Defendants' argument, in itself, defeats their right to the issuance of a writ of error. Unless the order granting a new trial, to which they object, is a final judgment, they cannot succeed. Assuming, without so deciding, that such an order is one to which a writ of error may be directed, it is apparent that there has been a fatal departure from the requirements of the Rules of Civil Procedure.

The fact that a motion to vacate the order granting a new trial was filed long after the time within which the rules required action to be taken, and the further fact that the court, after several months' delay, passed upon that motion, do not operate to suspend the applicable rules of civil procedure, or to enlarge defendants' time within which to proceed against the order granting a new trial.

Within ten days following the order granting a new trial counsel for defendants were obliged to elect to stand upon the record as made, if they intended to avoid a further trial by proceedings in this court on writ of error. If such an election had been made, the trial court would have had the duty to enter appropriate orders and judgment in anticipation of proceedings in this court. In this way the question as to whether the order granting a new trial is a "final judgment" is eliminated. This procedure was followed in Hurt v. Nelson, 85 Colo. 471, 276 P. 982; and Lehrer v. Lorenzen, supra.

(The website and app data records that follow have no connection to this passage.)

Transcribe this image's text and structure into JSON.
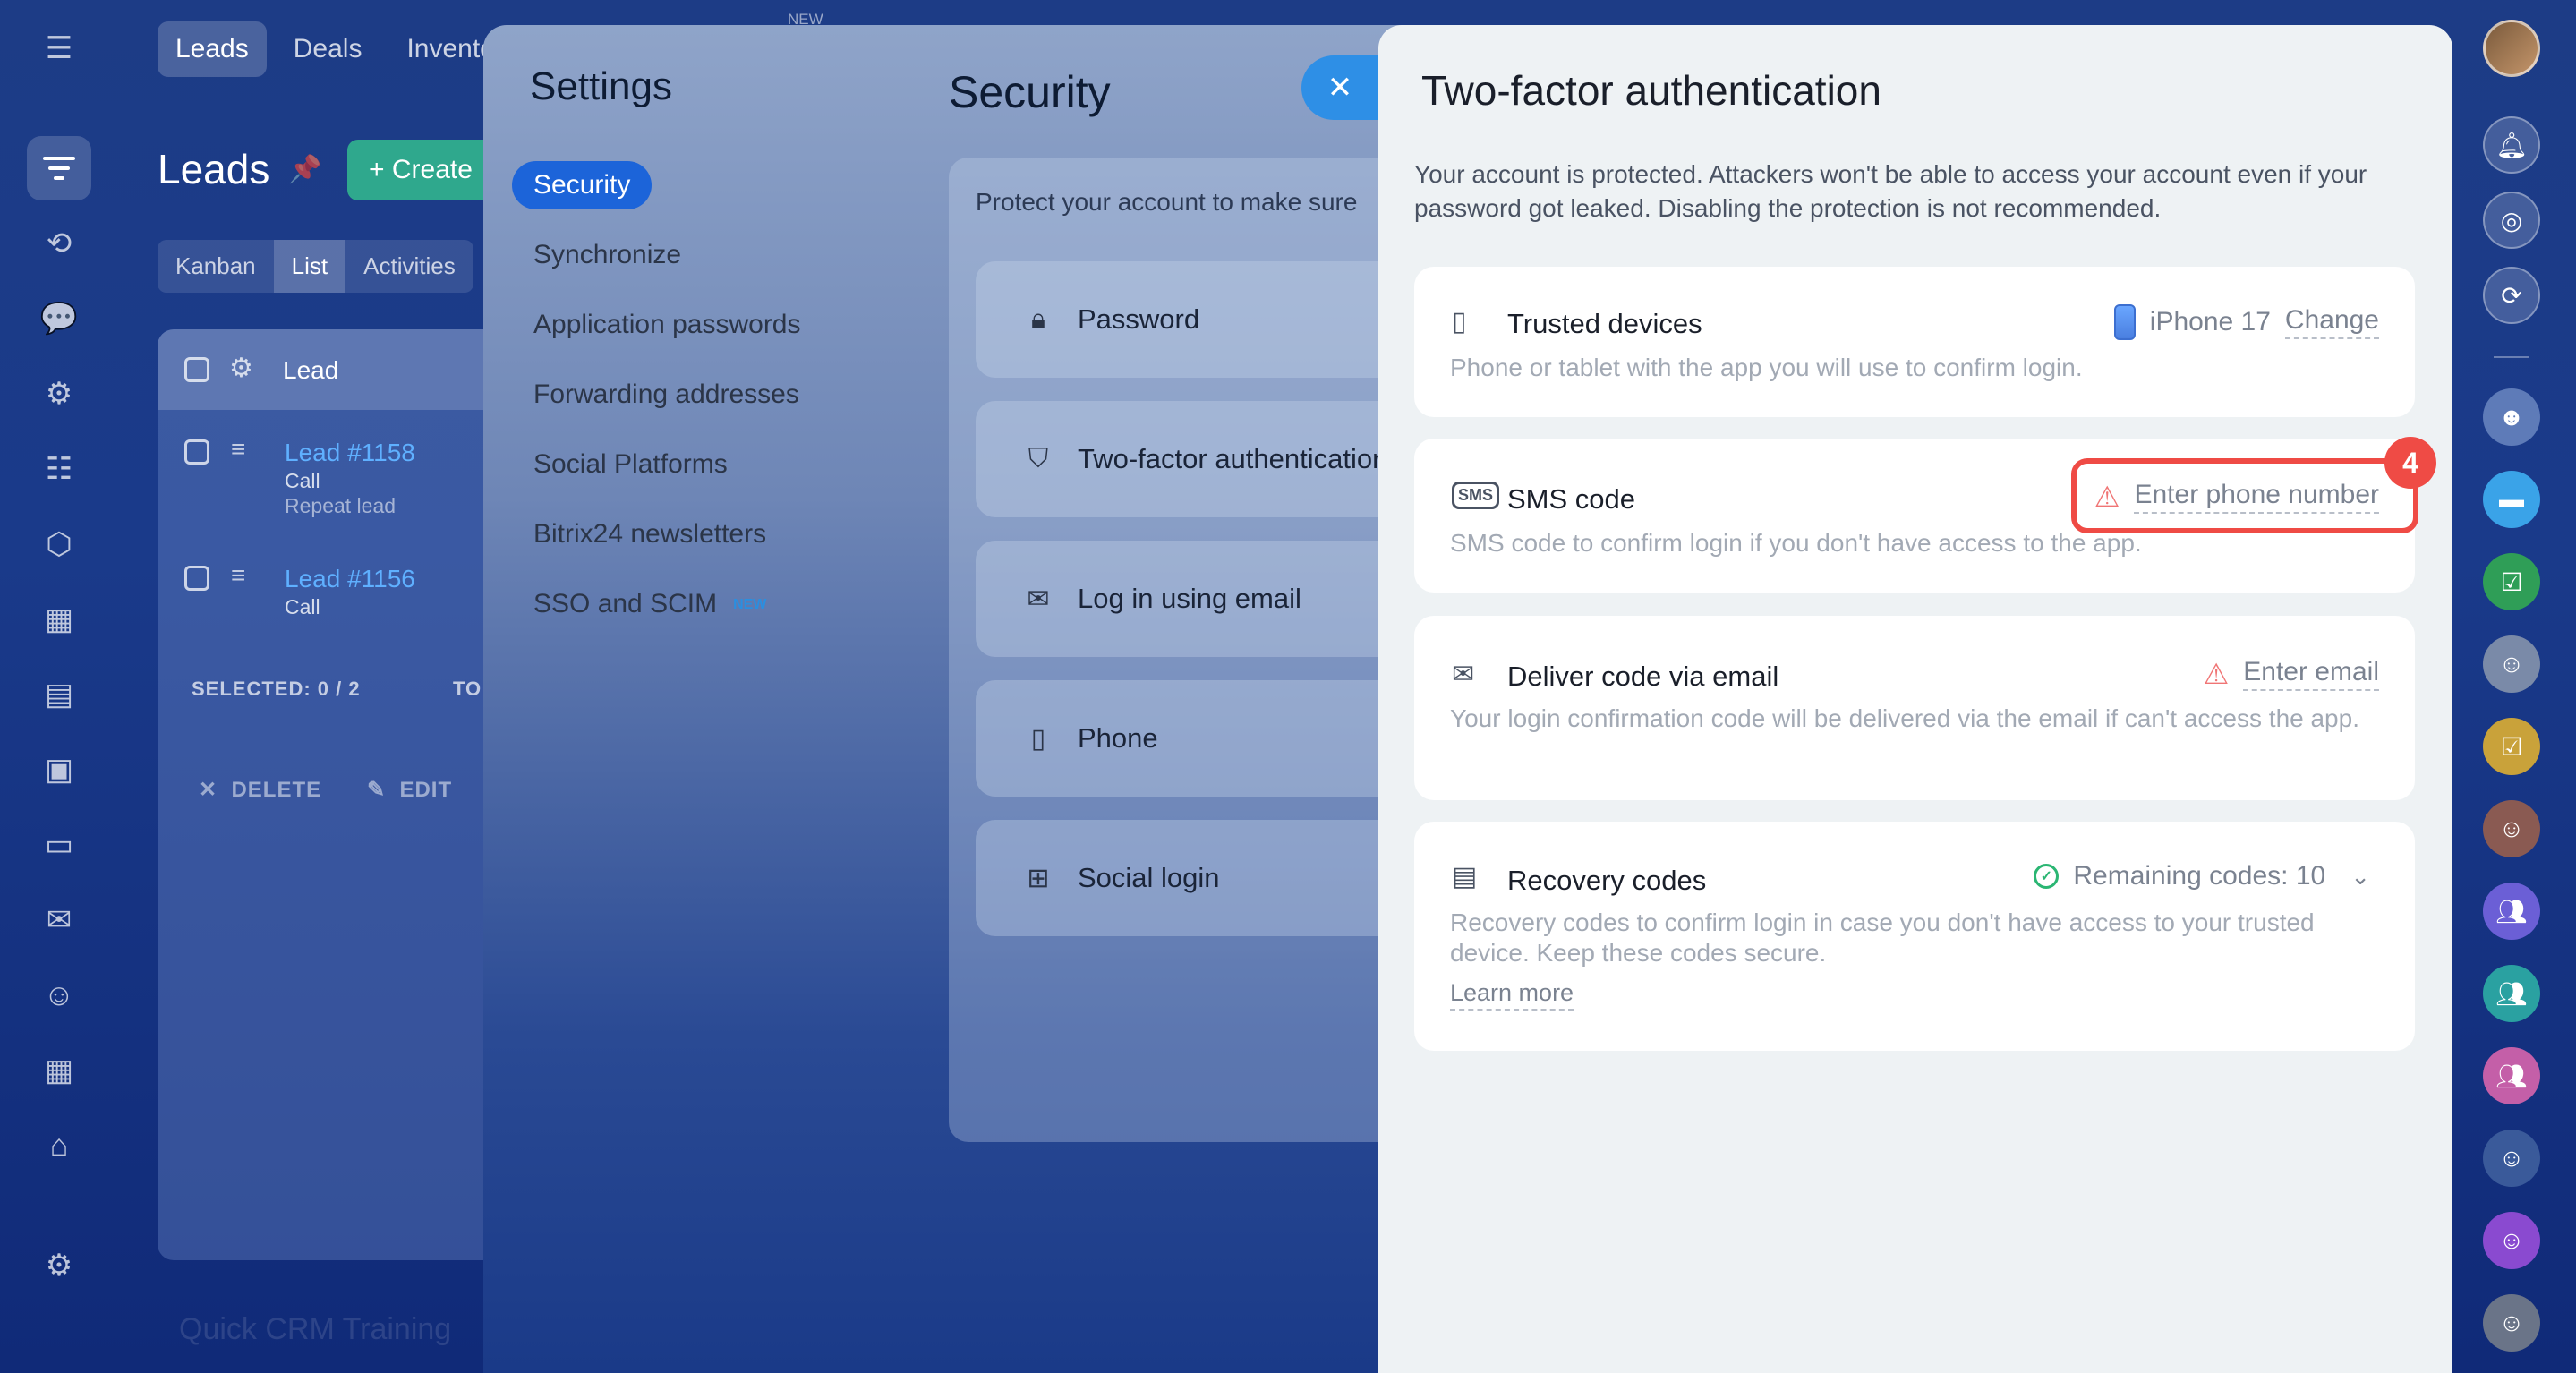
{
  "top_tabs": [
    "Leads",
    "Deals",
    "Invento"
  ],
  "new_label": "NEW",
  "crm": {
    "title": "Leads",
    "create_label": "+ Create",
    "view_tabs": [
      "Kanban",
      "List",
      "Activities"
    ],
    "grid_header": "Lead",
    "rows": [
      {
        "title": "Lead #1158",
        "sub": "Call",
        "note": "Repeat lead"
      },
      {
        "title": "Lead #1156",
        "sub": "Call",
        "note": ""
      }
    ],
    "selected_label": "SELECTED: 0 / 2",
    "total_label": "TO",
    "delete_label": "DELETE",
    "edit_label": "EDIT",
    "bottom_ghost": "Quick CRM Training"
  },
  "settings": {
    "title": "Settings",
    "nav": [
      {
        "label": "Security",
        "active": true,
        "badge": ""
      },
      {
        "label": "Synchronize",
        "active": false,
        "badge": ""
      },
      {
        "label": "Application passwords",
        "active": false,
        "badge": ""
      },
      {
        "label": "Forwarding addresses",
        "active": false,
        "badge": ""
      },
      {
        "label": "Social Platforms",
        "active": false,
        "badge": ""
      },
      {
        "label": "Bitrix24 newsletters",
        "active": false,
        "badge": ""
      },
      {
        "label": "SSO and SCIM",
        "active": false,
        "badge": "NEW"
      }
    ]
  },
  "security": {
    "title": "Security",
    "intro": "Protect your account to make sure",
    "items": [
      {
        "icon": "lock-icon",
        "label": "Password"
      },
      {
        "icon": "shield-icon",
        "label": "Two-factor authentication"
      },
      {
        "icon": "envelope-icon",
        "label": "Log in using email"
      },
      {
        "icon": "phone-icon",
        "label": "Phone"
      },
      {
        "icon": "grid-icon",
        "label": "Social login"
      }
    ]
  },
  "tfa": {
    "title": "Two-factor authentication",
    "description": "Your account is protected. Attackers won't be able to access your account even if your password got leaked. Disabling the protection is not recommended.",
    "trusted": {
      "title": "Trusted devices",
      "desc": "Phone or tablet with the app you will use to confirm login.",
      "device": "iPhone 17",
      "action": "Change"
    },
    "sms": {
      "title": "SMS code",
      "desc": "SMS code to confirm login if you don't have access to the app.",
      "action": "Enter phone number",
      "icon_text": "SMS"
    },
    "email": {
      "title": "Deliver code via email",
      "desc": "Your login confirmation code will be delivered via the email if can't access the app.",
      "action": "Enter email"
    },
    "recovery": {
      "title": "Recovery codes",
      "desc": "Recovery codes to confirm login in case you don't have access to your trusted device. Keep these codes secure.",
      "status": "Remaining codes: 10",
      "learn_more": "Learn more"
    }
  },
  "step_number": "4",
  "colors": {
    "accent_blue": "#1c64d9",
    "highlight_red": "#ef4b45",
    "success_green": "#2bb673",
    "warning_red": "#f07575"
  }
}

For the reasons hereinabove stated, the writ of error is dismissed and the cause remanded for another trial.

KNAUSS, J., does not participate.